[Your objective] In the data below, find each line containing the string "subtitle" and return it.

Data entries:
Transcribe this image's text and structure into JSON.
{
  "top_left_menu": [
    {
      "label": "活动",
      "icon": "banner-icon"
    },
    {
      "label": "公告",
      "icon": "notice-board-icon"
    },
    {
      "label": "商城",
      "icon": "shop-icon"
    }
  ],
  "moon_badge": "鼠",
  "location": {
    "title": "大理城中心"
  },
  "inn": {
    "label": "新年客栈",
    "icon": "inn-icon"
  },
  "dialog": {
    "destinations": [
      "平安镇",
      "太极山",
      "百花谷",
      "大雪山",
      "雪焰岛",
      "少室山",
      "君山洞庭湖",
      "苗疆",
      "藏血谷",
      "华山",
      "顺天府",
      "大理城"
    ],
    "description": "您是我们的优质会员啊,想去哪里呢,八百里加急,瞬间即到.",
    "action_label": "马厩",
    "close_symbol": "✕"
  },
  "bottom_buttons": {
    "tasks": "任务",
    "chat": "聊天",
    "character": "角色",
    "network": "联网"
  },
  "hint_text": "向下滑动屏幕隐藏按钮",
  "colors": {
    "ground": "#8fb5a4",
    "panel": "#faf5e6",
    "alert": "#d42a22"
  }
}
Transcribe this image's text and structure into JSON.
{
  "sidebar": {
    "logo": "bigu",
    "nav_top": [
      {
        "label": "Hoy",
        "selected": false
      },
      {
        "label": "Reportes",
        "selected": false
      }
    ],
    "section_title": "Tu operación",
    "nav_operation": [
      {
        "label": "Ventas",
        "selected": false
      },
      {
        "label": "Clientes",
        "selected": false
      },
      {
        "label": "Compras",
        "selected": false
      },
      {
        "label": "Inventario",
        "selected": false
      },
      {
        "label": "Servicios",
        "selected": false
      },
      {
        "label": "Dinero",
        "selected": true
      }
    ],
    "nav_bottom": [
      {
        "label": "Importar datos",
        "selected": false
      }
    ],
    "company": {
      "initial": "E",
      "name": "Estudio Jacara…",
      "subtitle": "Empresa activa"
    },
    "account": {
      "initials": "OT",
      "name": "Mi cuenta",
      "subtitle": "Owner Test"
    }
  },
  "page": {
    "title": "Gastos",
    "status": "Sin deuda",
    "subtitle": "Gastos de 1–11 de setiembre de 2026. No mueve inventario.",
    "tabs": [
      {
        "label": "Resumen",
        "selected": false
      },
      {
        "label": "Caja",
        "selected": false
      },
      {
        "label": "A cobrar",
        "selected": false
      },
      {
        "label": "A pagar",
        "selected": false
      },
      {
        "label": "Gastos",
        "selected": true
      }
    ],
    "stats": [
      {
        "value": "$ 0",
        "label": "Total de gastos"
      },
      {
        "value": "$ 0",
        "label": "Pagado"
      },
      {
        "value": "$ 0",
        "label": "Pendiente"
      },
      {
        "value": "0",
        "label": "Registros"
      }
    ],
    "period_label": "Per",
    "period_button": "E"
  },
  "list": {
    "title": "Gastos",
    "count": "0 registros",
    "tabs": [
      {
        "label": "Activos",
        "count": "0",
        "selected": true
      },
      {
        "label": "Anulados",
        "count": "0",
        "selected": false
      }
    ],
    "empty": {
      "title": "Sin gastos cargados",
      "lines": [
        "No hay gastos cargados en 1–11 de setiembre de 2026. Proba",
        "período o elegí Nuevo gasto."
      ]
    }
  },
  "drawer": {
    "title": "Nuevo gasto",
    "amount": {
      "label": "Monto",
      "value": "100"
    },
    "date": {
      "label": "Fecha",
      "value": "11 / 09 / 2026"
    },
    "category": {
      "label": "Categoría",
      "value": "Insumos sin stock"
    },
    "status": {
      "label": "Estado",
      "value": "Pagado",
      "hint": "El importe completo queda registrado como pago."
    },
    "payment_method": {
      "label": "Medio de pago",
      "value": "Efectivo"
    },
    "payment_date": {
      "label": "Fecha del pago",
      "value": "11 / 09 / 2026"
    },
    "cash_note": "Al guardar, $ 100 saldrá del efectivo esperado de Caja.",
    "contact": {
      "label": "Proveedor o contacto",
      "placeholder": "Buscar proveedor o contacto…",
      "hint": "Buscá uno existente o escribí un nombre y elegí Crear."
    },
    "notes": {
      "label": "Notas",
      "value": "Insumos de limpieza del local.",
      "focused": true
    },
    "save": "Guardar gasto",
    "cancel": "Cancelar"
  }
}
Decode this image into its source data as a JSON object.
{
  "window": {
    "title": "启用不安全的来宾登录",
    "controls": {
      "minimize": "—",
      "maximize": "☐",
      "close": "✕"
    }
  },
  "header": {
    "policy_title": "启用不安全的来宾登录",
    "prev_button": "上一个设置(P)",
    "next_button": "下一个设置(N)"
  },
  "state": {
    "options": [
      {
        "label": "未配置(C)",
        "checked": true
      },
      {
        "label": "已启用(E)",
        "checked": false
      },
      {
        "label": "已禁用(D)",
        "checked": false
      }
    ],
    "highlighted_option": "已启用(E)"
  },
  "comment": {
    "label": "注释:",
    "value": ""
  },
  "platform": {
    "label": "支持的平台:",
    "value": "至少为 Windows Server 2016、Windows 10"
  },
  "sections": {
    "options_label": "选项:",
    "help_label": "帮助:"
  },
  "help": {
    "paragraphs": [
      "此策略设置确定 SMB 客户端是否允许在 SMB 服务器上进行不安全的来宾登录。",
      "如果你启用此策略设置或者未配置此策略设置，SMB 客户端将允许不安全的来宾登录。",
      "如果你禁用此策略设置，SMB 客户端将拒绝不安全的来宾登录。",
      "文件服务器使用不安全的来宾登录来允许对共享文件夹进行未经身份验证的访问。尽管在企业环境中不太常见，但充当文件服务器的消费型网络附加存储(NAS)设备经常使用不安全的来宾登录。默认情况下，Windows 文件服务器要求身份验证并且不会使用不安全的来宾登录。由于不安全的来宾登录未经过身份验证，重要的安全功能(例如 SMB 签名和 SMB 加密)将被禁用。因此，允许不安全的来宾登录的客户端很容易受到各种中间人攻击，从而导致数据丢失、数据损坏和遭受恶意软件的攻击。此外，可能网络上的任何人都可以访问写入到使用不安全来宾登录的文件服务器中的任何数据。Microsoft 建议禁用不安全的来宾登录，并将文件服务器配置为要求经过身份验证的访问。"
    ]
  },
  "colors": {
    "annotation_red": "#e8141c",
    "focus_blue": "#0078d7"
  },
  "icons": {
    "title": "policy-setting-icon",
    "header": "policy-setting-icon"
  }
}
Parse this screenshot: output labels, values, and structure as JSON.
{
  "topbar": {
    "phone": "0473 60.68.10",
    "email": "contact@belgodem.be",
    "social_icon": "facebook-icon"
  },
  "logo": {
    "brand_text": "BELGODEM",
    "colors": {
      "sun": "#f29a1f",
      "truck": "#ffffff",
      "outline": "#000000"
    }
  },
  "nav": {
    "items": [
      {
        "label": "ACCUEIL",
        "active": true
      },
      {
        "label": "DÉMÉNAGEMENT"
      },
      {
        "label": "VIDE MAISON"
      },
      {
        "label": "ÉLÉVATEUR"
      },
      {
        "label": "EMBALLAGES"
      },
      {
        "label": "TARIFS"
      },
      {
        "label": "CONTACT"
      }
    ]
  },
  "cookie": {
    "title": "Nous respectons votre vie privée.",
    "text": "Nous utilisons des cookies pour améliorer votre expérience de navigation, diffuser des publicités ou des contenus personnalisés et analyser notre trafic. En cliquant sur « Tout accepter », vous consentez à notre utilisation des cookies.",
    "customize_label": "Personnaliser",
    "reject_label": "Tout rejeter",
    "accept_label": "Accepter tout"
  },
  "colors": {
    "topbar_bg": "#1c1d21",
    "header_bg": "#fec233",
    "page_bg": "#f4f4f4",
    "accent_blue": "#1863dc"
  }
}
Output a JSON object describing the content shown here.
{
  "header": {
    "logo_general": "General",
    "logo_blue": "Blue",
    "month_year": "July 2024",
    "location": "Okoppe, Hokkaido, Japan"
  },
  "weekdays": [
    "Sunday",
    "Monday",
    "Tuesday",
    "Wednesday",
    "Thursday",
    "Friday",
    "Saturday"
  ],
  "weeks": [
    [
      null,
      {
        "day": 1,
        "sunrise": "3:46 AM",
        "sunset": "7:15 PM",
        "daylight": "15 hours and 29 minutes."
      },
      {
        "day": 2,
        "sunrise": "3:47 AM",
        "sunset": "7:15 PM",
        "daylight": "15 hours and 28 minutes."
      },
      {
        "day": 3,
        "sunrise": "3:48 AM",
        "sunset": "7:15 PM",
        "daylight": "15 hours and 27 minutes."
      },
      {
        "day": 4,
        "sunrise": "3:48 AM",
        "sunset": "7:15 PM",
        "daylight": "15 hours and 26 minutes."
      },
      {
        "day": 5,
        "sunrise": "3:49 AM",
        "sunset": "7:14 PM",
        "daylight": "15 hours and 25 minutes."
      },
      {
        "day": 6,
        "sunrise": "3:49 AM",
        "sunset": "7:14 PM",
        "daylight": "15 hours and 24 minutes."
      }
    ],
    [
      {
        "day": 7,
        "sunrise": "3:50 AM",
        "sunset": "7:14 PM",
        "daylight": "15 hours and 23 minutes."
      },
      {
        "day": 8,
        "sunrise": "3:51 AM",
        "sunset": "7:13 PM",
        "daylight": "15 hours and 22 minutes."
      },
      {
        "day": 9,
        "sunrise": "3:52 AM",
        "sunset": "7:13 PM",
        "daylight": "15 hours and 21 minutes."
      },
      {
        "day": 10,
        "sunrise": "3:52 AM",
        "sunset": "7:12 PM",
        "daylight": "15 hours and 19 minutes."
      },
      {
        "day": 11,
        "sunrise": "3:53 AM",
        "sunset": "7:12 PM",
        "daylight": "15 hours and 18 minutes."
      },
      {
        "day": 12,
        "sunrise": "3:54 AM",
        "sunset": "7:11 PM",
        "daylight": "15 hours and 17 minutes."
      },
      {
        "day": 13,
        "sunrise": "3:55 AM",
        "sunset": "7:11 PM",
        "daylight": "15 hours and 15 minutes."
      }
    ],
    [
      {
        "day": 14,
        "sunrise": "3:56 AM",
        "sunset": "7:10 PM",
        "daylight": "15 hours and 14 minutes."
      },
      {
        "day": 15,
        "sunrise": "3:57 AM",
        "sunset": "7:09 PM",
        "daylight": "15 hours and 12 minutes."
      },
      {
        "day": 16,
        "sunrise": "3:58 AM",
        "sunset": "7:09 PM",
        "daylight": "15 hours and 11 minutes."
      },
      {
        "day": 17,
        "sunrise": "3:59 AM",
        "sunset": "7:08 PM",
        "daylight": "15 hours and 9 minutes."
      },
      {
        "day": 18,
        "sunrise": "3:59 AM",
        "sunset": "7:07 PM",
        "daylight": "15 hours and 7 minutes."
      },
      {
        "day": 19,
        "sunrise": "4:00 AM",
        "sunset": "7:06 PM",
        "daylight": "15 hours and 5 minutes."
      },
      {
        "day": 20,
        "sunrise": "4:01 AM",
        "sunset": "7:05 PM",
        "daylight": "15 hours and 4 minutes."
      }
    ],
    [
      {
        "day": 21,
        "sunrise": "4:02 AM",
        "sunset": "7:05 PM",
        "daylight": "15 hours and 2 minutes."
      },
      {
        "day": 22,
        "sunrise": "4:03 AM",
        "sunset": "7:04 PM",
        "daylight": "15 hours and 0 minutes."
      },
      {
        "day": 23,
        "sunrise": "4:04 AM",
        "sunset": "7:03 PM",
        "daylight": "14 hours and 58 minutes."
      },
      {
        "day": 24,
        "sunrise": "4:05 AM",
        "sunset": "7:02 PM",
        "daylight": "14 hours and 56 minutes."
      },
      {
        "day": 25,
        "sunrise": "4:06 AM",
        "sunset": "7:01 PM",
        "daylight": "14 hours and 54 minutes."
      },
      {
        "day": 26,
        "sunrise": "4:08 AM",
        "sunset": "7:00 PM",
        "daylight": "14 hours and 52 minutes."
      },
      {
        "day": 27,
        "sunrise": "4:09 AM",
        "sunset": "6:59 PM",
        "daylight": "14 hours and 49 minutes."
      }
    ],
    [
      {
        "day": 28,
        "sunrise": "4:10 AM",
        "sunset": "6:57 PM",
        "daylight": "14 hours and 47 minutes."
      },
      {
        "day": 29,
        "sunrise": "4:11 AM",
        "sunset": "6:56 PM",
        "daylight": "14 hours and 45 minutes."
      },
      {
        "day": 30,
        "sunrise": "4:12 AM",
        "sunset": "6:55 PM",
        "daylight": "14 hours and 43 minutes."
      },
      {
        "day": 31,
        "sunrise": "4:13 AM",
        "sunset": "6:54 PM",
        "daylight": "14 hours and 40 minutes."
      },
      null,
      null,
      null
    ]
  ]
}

[Your solution]
      "subtitle": "Empresa activa"
      "subtitle": "Owner Test"
    "subtitle": "Gastos de 1–11 de setiembre de 2026. No mueve inventario.",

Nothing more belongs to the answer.